From the architects:
Our friend Hoa took a huge risk and bought the oldest building she could find. The 150-year-old King Arms Hotel on Queensbury Street didn’t have a straight bone in it. After many design iterations, curved walls allowed the plan to divide the small and awkward existing title.
As the curves were the key when dividing the space, we found that it also connected perfectly to the existing archway that once connected the old pub to the boarding house. We wanted to create a sense of height adding a third hidden bedroom into the existing rood space of the old pub. By removing the ceiling lining and structure from upstairs, this allowed us to create a whole new level and space, whilst making a double height space that connects the upper level to the open mezzanine.
Due to the nature of the old building, the builder was reluctant to sign a fixed contract. The chosen contract enabled us to work with the builder hands on and complete some of the work onsite ourselves. As hard as it was, it was the experimenting with materials and colours and learning through building that was most enjoyable. By being onsite so much, we were able to discover and create many unexpected moments from a pull-out kitchen island bench to a hidden mezzanine reading area.
Once we started ripping off the existing clinical office interior, we found many relics onsite by being so involved in the demolition process; from old candle holders to massive bluestone lintels, old bricks and cracking hardened plaster to the Oregon rafters and gable roof. The building gave as the chance to revive parts of the old pub that has been sadly covered up. The clients taste for a different colour and texture palette forced us to break out and come up with something very unusual.
The new materials chosen for the space were very tactile, from the seagrass-lined ceiling and floors upstairs, to the curved blackbutt panels, to the large velvet curtain that can close off the living area, which spoke to the roughness and textures of the existing walls.
We used the small space to our advantage to create warmer, cozier living space while using colours of the Autralian bush to transform the sterile office space into an exciting and unique place to be in. We also used materials and colours as a tool to define the spaces within the house, which allowed us to keep the small space as open as possible, while providing separate living and dining areas.

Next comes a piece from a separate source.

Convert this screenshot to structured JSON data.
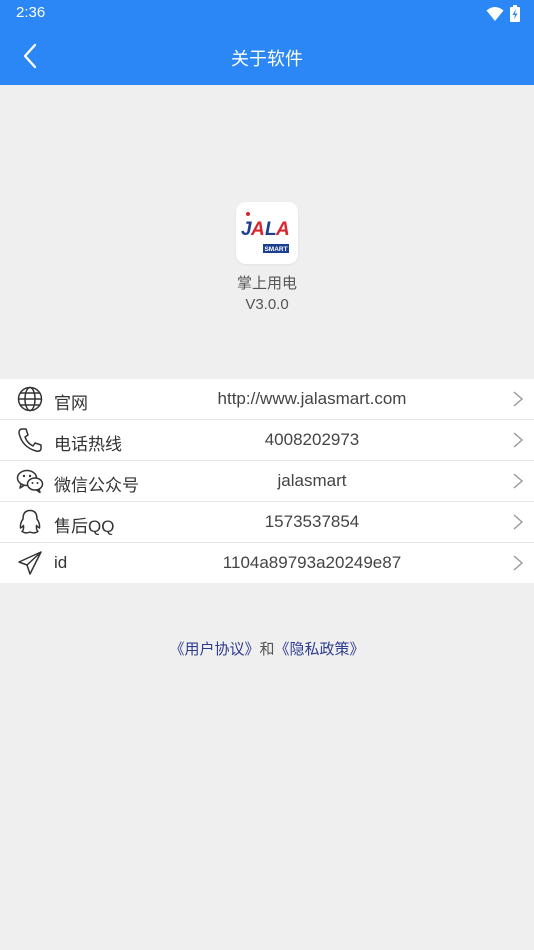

The design worked in conjunction with the client’s collection of mid-century furniture and personal relics by creating many small nooks and hidden spaces for them to be exhibited and stored. We tried to bring a sense of warmth and playfulness to the project, that was also able to reflect the personality of the client.